Obligatory camel “tourist” photo.
Tourism in Egypt is a big part of the experience and a large part of the economy. Egypt is proud of its past, but what I am interested in the present. How do cemeteries reflect the living? However, in order to really understand the present, acknowledging the greatness of the country’s history is essential. One can see this through the tourism, and after spending a week as a “tourist” with my Aunt, I think I have learned equally much as the previous three weeks trying to “live” here. And these discoveries aid my research questions as I see the dilapidation of grand ancient mausoleums, the rise of simple family oriented religious burials, and the great disparity of wealth and class — which causes people to live in the cemetery.
- Egypt is proud of its monuments and history. There are many layers and aspects to the country with great periods: the ancient Egyptian and pharaohs, the old Islamic parts of Cairo, the old Christian parts of Cairo, the Mamaluk rulers, the sultans, and even the the Nubian community. You can get a degree in “Egyptology” and work exclusively in trying to make new discoveries about the past.There is still a lot unknown. Even my cab drivers are eager to point out important buildings or tell me a bit of history here and there, and it seems like everyone knows stories from the ancient past.

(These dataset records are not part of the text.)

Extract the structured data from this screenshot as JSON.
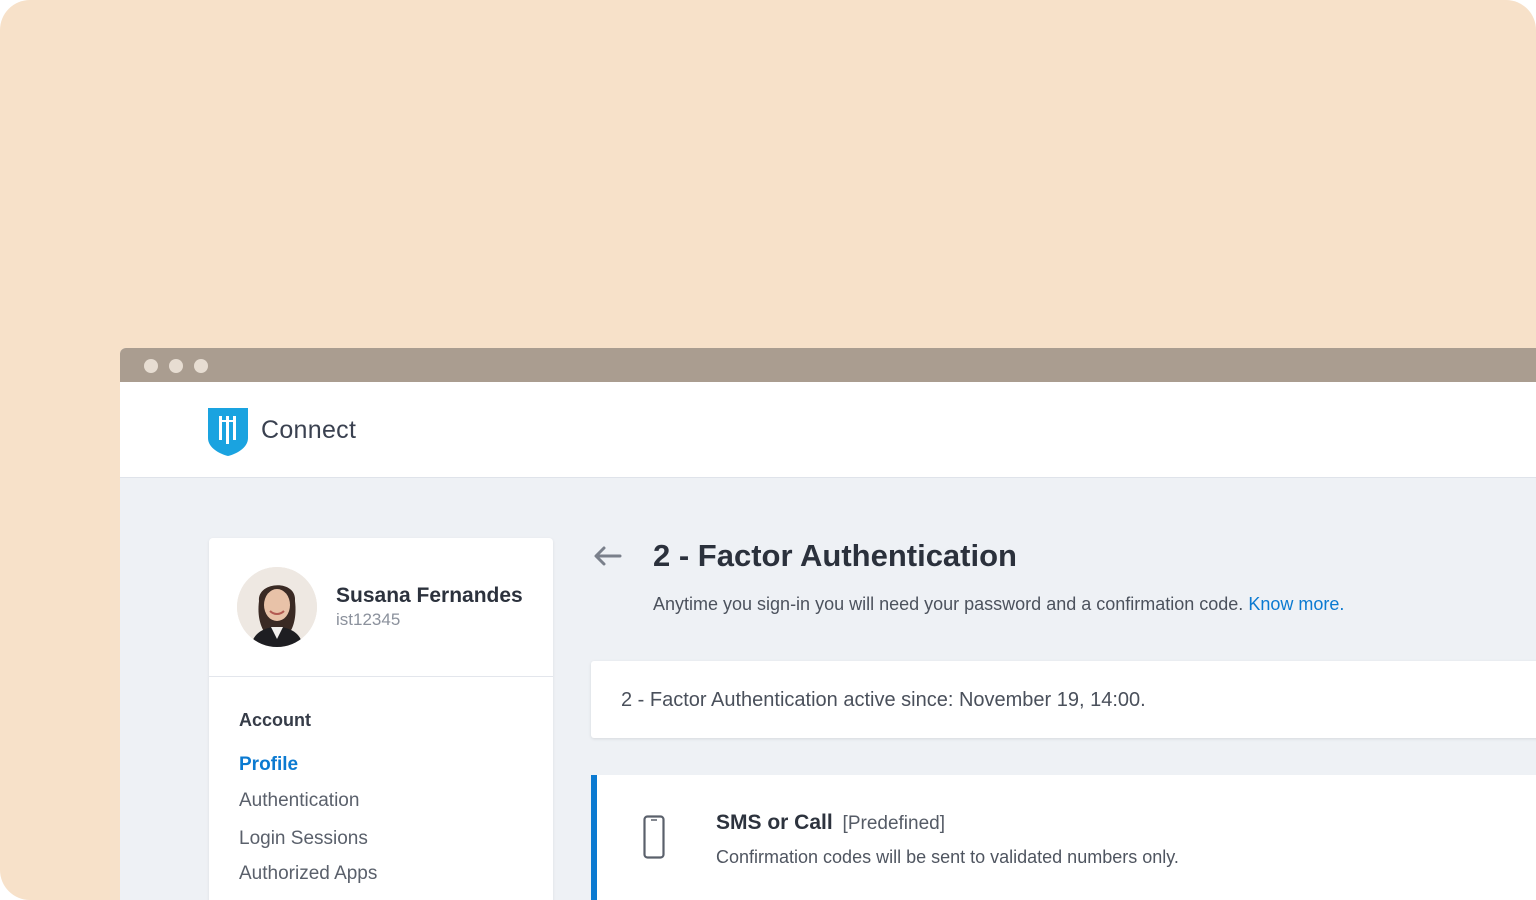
{
  "app": {
    "brand": "Connect",
    "logo_icon": "ist-shield-logo",
    "accent_color": "#0b7ad1"
  },
  "window_controls": [
    "dot",
    "dot",
    "dot"
  ],
  "sidebar": {
    "user": {
      "name": "Susana Fernandes",
      "id": "ist12345",
      "avatar_icon": "user-avatar"
    },
    "section_title": "Account",
    "items": [
      {
        "label": "Profile",
        "active": true
      },
      {
        "label": "Authentication",
        "active": false
      },
      {
        "label": "Login Sessions",
        "active": false
      },
      {
        "label": "Authorized Apps",
        "active": false
      }
    ]
  },
  "main": {
    "back_icon": "arrow-left-icon",
    "title": "2 - Factor Authentication",
    "subtitle": "Anytime you sign-in you will need your password and a confirmation code.",
    "know_more": "Know more.",
    "status": "2 - Factor Authentication active since: November 19, 14:00.",
    "method": {
      "icon": "phone-icon",
      "title": "SMS or Call",
      "tag": "[Predefined]",
      "description": "Confirmation codes will be sent to validated numbers only."
    }
  }
}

- Egypt makes money from its past and tourism is a major part of the economy, but now no one is coming here to see the past because of its present.
- People are waiting for tourism, but it is not coming and this can be very depressing. I visited Luxor and Aswan at the peak of tourism, christmas. There used to be 300 boats cruising the Nile and now there are about 40 that half empty. This is when foreigners would theoretically escape the cold and see the wonders of the ancient world. On our ship there were maybe 50 people and the crew was busy repairing the ship deck during the cruise. But this was the peak crowd! It was as if they were waiting and preparing for the larger crowd to come, but in reality we were it. This was sad.
- Egypt is safe. Tourism is safe. There were no problems with feeling “unsafe” flying. But it did feel as though our guides were trying to protect us from the present communities and focus our attention to the greatness of the past. We were shuttled in cars everywhere and the only time we spoke to local people was saying no to hasslers trying to sell us cheap souvenirs. The reality is that these people are desperate to make a few pounds (and this means a few cents). Bargaining is part of the economy, but at points I would feel bad trying to reduce it a dollar because as soon as you step out of that shop you see people living in huts and poverty when you really that extra dollar makes zero difference in your life.
- This above point was especially true staying in the Nubian village. The history of the Nubian people is tragic, but the make beautiful things, live in beautiful homes, and have beautiful traditions. Their economy depends on charging tourists to experience their culture, see their homes, and be surprised by the family’s live crocodile in their living room. With no one coming through the market can be a sad place, and after a while it can make people angry. “Nubain people need rights, they don’t need money or clothes or charity,” as one smart and energetic man told me. But he has no idea how to get these rights, and that is the problem. They are angry with politicians and promises, but they need energy and community organization from within to actually achieve this.
- You can see from my photos that Egypt is beautiful. This is authentic. But somehow I am left feeling confused about what is Egypt. I am always joking by saying “welcome to egypt” and “this is egypt.” But I am not sure I know. How can Egypt solve all its current problems when it is stuck remembering all of its wealth in the past? The revolution came, people organized, but there was not a lot of change. The reality is that change takes time and hard work. People are comfortable dreaming, but living in old patterns. But there is still hope and it starts with you and me– touring Egypt?